Jonah is also enjoying our experiment. He was so pleased today to be naked, and not constricted by his clothes or diaper. I have never seen him so happy to be on the floor playing, and he was more mobile than he is when we have "floor play" that includes clothing. In this case, we are following the old addage "if it feels so good, it must be right!"


Despite the name of this web journal, Jonah's Journal, it is I, Jonah's mother, who will be managing and writing posts. I feel that this is as much my journal as it is my four month old son's, because the purpose of this blog is to chronicle the relationship and journey between mother and child from each of our perspectives. I plan on journaling our journey that includes "baby wearing," nursing, elimination communication, and other milestones not only in Jonah's cognitive abilities but also milestones in my parenting. Some people would label my methods as "attachment parenting" but I prefer to call it following my heart.

We have several reasons for creating this journal. One is for our own personal use; to create an organized system for keeping memories. Another is because some of the methods we use may seem a little odd to our family and friends, and we would like to explain ourselves uninterupted. Having this public journal will give others a chance to see that the way we are doing things really does work and is based not only on scientific research and reasoning, but also our instincts. Finally, I am hoping to give a little guidance through my own faults and trials to other mothers and babies going through the same journey. I would like other so-called attached parents to know that they are not alone, and give insight to those parents who are on the fence about these methods.

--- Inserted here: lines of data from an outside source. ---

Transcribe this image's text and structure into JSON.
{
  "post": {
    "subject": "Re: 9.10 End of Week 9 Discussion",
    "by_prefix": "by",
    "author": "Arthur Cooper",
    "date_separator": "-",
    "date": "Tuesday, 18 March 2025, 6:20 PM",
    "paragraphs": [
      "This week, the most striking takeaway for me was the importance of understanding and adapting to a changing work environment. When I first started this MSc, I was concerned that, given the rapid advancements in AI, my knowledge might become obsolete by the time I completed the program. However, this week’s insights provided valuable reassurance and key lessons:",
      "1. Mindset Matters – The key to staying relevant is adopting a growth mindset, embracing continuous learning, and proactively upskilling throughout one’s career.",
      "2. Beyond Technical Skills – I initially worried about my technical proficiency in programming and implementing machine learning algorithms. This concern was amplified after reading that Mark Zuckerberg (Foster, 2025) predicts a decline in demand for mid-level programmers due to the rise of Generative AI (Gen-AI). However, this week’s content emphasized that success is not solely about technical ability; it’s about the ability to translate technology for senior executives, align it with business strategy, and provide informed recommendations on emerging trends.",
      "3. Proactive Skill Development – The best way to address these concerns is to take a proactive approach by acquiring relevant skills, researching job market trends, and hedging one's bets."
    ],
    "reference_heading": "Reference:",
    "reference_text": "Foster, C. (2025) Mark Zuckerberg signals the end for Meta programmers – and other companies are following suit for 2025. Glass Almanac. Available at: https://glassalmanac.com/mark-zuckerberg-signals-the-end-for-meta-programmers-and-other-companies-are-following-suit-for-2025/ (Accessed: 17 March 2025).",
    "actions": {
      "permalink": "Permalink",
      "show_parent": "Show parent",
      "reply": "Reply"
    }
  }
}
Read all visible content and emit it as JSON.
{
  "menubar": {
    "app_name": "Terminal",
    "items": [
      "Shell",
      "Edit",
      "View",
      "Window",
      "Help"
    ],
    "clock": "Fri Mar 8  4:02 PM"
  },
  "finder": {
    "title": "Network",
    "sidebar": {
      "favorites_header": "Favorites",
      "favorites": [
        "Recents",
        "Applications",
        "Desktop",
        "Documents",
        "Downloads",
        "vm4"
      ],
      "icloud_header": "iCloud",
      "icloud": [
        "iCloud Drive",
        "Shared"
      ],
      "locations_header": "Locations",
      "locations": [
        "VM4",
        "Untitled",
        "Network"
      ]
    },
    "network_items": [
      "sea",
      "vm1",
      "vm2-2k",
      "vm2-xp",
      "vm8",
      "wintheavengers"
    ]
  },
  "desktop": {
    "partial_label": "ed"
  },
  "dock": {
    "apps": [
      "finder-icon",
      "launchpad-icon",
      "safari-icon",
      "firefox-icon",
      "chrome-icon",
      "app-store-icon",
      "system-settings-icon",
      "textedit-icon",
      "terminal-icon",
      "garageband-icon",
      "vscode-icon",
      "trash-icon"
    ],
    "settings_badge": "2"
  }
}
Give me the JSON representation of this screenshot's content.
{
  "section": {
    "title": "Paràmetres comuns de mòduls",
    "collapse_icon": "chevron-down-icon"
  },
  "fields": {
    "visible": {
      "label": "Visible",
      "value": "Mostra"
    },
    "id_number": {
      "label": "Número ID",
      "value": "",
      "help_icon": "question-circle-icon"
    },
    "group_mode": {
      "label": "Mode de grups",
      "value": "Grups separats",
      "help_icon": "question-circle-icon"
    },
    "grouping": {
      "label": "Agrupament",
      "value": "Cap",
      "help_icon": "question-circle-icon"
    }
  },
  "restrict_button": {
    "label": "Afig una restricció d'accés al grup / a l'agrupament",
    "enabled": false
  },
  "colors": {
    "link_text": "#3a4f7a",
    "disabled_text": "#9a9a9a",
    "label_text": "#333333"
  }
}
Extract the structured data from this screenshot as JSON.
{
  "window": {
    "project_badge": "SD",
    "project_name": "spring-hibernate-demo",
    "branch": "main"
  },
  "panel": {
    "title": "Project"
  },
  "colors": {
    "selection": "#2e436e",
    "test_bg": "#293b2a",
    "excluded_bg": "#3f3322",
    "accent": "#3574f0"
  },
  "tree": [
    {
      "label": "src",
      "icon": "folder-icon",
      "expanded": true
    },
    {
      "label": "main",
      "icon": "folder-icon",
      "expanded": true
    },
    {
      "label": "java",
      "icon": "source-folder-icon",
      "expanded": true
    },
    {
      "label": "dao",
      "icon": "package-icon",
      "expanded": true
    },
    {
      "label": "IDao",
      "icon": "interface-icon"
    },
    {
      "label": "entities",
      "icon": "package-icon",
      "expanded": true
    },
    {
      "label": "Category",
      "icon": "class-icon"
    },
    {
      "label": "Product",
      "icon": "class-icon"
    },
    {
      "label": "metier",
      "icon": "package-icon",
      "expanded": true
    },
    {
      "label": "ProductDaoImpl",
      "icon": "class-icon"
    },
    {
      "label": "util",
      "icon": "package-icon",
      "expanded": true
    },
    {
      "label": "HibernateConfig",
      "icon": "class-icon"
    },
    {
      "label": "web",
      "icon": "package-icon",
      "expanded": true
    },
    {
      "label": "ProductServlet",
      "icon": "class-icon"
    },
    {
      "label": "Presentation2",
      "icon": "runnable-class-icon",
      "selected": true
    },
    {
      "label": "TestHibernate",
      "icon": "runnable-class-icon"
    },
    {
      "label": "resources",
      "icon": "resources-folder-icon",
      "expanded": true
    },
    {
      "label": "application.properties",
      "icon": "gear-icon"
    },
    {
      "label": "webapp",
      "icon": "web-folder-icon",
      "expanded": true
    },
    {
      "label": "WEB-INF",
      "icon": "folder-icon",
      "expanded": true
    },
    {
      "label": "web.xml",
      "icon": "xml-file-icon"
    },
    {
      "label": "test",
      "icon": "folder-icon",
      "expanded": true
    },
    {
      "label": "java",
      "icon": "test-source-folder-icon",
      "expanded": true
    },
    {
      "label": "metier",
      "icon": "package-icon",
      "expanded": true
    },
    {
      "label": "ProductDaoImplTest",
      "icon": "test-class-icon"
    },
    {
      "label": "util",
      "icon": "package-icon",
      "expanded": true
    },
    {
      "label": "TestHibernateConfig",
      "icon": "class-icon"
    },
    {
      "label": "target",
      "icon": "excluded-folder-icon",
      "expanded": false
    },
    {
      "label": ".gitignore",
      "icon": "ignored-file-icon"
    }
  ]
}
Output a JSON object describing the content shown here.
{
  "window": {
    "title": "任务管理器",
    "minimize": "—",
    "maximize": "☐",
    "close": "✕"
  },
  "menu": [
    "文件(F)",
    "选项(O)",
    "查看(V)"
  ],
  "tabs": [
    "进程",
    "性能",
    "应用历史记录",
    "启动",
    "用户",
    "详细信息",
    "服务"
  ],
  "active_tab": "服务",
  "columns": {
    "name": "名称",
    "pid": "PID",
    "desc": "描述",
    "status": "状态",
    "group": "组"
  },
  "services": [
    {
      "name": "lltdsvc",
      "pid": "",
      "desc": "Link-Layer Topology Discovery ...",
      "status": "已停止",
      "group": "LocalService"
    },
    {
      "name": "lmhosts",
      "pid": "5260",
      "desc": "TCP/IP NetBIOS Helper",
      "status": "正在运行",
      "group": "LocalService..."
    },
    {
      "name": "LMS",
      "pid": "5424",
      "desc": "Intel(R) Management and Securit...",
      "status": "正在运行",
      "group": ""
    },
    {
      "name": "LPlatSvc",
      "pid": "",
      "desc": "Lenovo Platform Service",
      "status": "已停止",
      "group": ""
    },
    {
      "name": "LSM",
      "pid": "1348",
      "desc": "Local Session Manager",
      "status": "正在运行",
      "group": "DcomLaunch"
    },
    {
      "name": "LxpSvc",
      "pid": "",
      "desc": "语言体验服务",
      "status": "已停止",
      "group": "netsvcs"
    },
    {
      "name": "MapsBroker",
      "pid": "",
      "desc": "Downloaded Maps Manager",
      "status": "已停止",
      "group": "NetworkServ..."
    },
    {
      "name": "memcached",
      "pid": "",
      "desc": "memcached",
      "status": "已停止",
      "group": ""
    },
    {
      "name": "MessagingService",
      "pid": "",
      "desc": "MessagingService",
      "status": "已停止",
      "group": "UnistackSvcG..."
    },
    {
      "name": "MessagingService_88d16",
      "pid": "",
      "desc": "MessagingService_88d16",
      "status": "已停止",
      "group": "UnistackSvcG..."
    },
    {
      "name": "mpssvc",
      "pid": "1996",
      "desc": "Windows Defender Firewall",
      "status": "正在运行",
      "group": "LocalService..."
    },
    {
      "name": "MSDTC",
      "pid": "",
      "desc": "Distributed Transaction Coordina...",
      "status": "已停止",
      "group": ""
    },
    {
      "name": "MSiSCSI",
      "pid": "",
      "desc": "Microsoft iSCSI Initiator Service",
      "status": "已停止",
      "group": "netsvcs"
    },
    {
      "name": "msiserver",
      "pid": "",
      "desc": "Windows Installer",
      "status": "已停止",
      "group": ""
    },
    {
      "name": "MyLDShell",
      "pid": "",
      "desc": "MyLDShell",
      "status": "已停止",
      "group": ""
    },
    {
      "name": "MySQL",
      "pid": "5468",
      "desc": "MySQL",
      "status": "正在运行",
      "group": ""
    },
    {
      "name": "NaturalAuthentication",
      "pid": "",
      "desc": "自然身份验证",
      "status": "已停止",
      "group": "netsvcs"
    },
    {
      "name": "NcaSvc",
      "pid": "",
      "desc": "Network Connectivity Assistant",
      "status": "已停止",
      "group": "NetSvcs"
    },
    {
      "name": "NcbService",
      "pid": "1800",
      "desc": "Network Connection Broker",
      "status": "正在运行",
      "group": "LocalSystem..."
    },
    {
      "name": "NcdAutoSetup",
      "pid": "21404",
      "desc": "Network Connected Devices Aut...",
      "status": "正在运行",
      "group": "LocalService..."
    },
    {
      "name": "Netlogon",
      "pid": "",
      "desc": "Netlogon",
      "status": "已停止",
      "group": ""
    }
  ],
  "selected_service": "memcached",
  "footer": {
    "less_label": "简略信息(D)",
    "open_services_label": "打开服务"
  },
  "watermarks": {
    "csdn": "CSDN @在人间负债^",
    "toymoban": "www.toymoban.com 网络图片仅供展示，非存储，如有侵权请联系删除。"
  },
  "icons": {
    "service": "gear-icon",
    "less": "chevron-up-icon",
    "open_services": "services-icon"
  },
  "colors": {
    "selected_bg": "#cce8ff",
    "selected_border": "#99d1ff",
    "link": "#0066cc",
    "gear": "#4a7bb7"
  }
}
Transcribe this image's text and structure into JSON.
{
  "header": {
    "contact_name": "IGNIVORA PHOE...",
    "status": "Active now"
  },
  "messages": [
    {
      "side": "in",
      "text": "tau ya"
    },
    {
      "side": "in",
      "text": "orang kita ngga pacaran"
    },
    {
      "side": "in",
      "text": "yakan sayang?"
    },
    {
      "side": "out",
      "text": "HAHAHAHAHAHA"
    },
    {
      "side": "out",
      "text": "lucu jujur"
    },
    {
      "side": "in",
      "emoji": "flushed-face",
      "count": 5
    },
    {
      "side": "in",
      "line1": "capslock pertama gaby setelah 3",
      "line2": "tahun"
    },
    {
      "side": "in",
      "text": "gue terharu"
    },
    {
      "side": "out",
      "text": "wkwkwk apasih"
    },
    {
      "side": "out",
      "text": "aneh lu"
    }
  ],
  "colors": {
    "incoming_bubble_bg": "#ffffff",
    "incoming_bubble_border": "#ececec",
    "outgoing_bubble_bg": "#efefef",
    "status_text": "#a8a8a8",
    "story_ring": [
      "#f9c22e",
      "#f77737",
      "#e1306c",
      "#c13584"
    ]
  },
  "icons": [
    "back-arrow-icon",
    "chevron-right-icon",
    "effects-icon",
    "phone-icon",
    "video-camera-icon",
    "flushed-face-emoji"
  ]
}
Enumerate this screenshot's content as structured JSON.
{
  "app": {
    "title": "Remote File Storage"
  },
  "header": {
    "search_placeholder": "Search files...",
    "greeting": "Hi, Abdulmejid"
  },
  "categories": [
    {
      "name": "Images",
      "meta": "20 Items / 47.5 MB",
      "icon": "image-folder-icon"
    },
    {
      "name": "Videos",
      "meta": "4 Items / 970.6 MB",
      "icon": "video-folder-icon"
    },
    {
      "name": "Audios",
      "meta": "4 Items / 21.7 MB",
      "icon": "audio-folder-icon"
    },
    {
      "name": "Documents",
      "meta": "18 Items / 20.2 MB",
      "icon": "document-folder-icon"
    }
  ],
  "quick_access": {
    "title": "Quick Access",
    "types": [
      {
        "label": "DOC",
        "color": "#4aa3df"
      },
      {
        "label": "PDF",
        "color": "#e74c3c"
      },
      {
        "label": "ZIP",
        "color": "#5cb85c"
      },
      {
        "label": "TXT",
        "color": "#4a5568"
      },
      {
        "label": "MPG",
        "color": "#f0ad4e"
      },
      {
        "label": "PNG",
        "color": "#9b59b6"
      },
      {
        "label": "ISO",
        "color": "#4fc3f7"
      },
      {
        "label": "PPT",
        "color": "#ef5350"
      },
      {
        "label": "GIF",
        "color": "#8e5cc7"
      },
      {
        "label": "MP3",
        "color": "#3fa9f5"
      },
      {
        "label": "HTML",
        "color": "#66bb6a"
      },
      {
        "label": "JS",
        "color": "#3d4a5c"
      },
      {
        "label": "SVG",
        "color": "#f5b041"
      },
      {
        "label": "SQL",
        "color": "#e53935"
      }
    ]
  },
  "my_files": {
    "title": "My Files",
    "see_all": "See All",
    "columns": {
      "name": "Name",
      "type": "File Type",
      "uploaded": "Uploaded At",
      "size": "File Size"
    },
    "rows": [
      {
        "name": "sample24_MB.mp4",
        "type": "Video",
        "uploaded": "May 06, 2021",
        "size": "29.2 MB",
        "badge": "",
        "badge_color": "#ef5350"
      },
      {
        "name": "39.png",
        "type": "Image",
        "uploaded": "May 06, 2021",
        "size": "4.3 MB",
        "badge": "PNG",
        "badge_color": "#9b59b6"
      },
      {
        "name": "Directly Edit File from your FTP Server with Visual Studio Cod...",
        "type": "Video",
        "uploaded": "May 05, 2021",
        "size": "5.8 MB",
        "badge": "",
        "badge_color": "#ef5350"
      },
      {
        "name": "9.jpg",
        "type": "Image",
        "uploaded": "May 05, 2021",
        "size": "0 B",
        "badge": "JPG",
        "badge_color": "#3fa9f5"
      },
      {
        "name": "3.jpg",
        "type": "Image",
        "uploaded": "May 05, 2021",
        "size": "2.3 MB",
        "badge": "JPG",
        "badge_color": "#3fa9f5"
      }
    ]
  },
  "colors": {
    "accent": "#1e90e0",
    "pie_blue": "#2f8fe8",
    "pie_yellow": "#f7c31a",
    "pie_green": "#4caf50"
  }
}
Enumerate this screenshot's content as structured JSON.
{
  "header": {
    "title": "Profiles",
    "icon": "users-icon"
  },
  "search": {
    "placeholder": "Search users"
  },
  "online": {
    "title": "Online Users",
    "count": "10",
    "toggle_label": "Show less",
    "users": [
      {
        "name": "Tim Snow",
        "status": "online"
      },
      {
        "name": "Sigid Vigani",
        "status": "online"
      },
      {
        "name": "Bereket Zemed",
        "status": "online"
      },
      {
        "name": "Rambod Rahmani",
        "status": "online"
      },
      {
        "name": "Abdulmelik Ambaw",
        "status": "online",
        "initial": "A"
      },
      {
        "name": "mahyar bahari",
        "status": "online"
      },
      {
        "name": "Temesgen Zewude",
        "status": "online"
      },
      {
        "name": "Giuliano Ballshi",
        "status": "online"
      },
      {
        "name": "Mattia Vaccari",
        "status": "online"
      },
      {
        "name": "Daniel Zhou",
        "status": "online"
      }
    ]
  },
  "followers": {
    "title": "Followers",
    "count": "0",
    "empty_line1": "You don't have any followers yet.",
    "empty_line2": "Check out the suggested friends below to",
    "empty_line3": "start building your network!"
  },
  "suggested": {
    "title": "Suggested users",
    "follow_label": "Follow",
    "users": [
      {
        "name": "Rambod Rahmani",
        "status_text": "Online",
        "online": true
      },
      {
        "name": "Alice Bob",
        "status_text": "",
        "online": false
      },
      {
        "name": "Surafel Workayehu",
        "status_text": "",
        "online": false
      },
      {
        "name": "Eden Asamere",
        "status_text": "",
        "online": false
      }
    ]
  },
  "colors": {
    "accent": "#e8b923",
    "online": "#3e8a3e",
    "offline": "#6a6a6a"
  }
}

We hope that you will enjoy reading about our way of life, whether you are a friend, family member, or curious stranger.